It is awful seeing farmers looking out over their ruined crops after a natural disaster. This feeling of sadness is intermingled with a sense of guilt. While it is true that natural disasters are both difficult to predict and unavoidable, the damage and the loss they inflict could be reduced if the government was prepared.
Indeed, the degree of preparedness is one way to judge how competent a government is. At the moment the government’s main method for addressing natural disasters is to provide disaster relief after the event. However, this offers limited help to farmers, who want to get back to work. The government needs to be pro-active in this regard.
First, modernizing farming facilities is one way in which damage could be reduced. The use of greenhouses is a case in point. Greenhouses come with the added benefit of making the day-to-day management of farms easier. However, greenhouses require a significant outlay and — with the exception of larger farms or those growing high-value crops — the majority of farmers still use the field crop cultivation model. As such, they consistently suffer heavier losses than those farmers with greenhouses. While nobody is claiming that greenhouse agriculture could completely protect crops, it could, however, reduce the damage done by a considerable degree.
Rather than doling out disaster relief after the damage has been inflicted, it would be better to provide systematic support for farmers who are open to adopting the greenhouse business model — providing them with appropriate subsidies and making low-interest loans available to them. This would not only reduce the risk of losses and encourage insurance companies to be more willing to cover farmers, it would also reduce the huge amounts of cash that flow out of the nation’s coffers every year as a result of disaster relief.
Second, disaster prevention should have a heavier weighting in the annual performance reviews of agricultural testing and research institutions. Government-run agricultural research facilities have always emphasized the importance of research and development in honing agricultural technologies. However, in recent years their attention has been diverted by performance reviews and awards.
They are no longer focused on solving problems that farmers must cope with, such as droughts or the high mortality rate among abalone, for one example. This has created a gap between the research being done and the actual needs of farm and fisheries production. It would be better for these institutions to focus again on developing techniques to tackle natural disaster and also production technologies and methods. These would all be of practical use to farmers, helping them strengthen their ability to deal with natural disasters and allow them to benefit from this research at no cost to themselves.
In future, promotion evaluations should be based not just on the number of patents one obtains nor the performance of technology transfers, but on providing a service to the public, solving farmers’ problems and tailoring research more to the needs of farmers.
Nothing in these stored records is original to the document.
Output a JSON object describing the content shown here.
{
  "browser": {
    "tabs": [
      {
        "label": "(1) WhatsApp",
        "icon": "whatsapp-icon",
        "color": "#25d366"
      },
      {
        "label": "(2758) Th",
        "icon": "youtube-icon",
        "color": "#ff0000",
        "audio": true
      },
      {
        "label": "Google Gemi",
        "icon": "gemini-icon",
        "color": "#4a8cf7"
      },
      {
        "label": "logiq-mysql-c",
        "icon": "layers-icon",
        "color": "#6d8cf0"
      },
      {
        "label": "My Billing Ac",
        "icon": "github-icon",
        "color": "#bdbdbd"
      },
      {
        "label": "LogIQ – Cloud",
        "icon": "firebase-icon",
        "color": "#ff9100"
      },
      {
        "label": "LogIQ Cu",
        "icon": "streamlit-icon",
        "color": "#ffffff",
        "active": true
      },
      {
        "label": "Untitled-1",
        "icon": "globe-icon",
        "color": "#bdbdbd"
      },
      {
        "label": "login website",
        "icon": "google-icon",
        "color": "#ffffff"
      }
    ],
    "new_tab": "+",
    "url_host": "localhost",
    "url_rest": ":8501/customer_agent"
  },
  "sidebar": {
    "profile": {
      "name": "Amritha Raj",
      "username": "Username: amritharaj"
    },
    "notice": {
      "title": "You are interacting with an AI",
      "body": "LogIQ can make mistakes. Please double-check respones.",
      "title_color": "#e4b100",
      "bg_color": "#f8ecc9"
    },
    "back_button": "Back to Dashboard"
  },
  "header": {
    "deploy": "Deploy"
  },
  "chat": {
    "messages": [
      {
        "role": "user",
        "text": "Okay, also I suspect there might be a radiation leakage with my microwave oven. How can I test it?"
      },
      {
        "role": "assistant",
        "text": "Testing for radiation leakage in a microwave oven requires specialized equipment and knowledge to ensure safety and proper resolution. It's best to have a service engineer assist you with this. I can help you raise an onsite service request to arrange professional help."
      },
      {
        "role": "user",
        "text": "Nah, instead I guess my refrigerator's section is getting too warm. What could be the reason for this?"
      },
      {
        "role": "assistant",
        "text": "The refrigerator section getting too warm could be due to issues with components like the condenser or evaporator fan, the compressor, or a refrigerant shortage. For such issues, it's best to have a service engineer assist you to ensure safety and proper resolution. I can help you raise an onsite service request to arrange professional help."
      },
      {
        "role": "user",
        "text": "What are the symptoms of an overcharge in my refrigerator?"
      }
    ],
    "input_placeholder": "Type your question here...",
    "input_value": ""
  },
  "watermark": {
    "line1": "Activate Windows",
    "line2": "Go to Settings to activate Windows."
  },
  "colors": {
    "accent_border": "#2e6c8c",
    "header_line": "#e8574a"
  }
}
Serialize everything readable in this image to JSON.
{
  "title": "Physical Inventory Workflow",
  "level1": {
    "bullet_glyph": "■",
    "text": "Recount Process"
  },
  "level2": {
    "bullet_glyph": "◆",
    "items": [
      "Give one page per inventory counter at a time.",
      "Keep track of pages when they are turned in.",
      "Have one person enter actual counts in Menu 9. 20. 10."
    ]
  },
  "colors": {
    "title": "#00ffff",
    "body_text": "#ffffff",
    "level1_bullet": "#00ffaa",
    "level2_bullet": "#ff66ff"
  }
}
Third, the government needs to promote an agricultural natural disaster insurance system. There are several reasons that agricultural insurance abroad can be considered successful, including the existence of a comprehensive agricultural production database, the implementation of a system for declaring agricultural production figures, a comprehensive set of laws governing insurance for farmers, government-run farming insurance schemes and the establishment of agricultural natural disaster insurance funds.